By Maggie Sieger – When Hong Kong started planning a road tunnel 50 meters (164 feet) below sea level in 2012, local engineers had to find a way to keep the cutters in the massive boring shield in shape and the blades sharp enough to cut stone. Workers would squeeze between the shield, which is 17 meters in diameter, and the living rock to inspect the business end of the machine — a tight spot the Hong Kong team wanted to avoid as much as possible.
The founders of OC Robotics, a U.K.-based builder of “snake arm” robots, thought they could help. They suggested replacing the human inspectors entirely with OC’s innovative machines that can thread their 6-foot-long mechanical limbs into tight spots.
Today, an OC robot not only inspects the shield but also cleans it with a high-pressure water jet and measures the sharpness of the cutting surface with a laser. “This is faster and easier, and it keeps people safe,” says Andrew Graham, OC Robotics co-founder.
The robot’s dexterity and skills so impressed engineers from GE Aviation that they acquired OC Robotics last summer. The company believes snake-arm robots will be useful for jet engine maintenance, allowing workers to do as much work with the engine still on the wing as possible.
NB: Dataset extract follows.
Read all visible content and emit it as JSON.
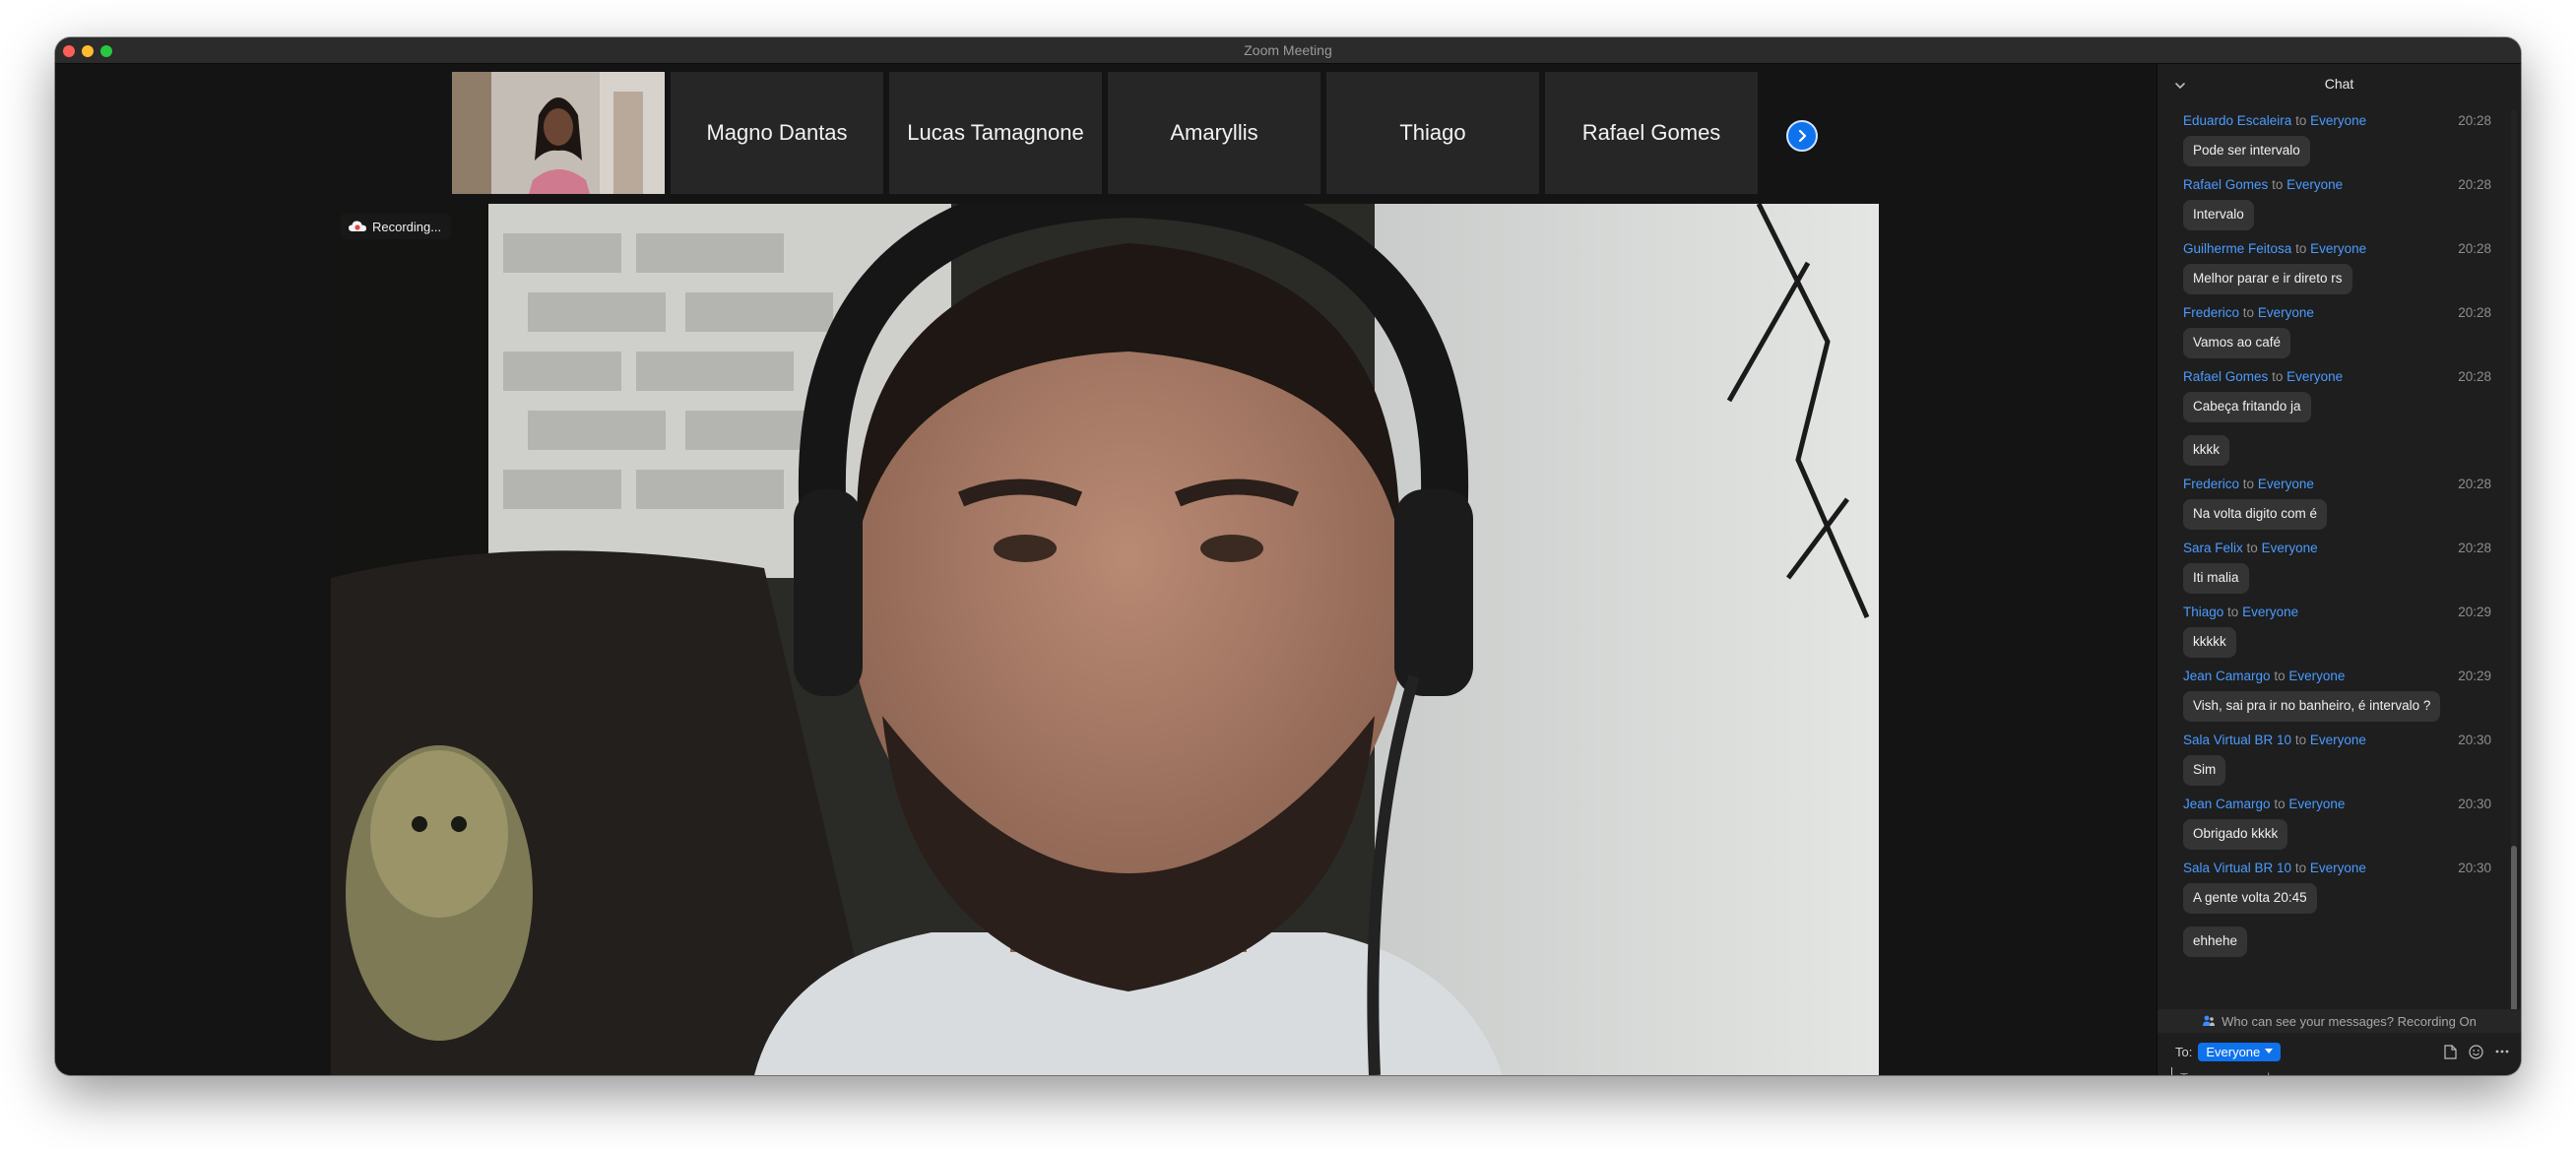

That’s because removing an engine not only takes time, but also could take a plane out of service for days, impacting an airline’s bottom line. more>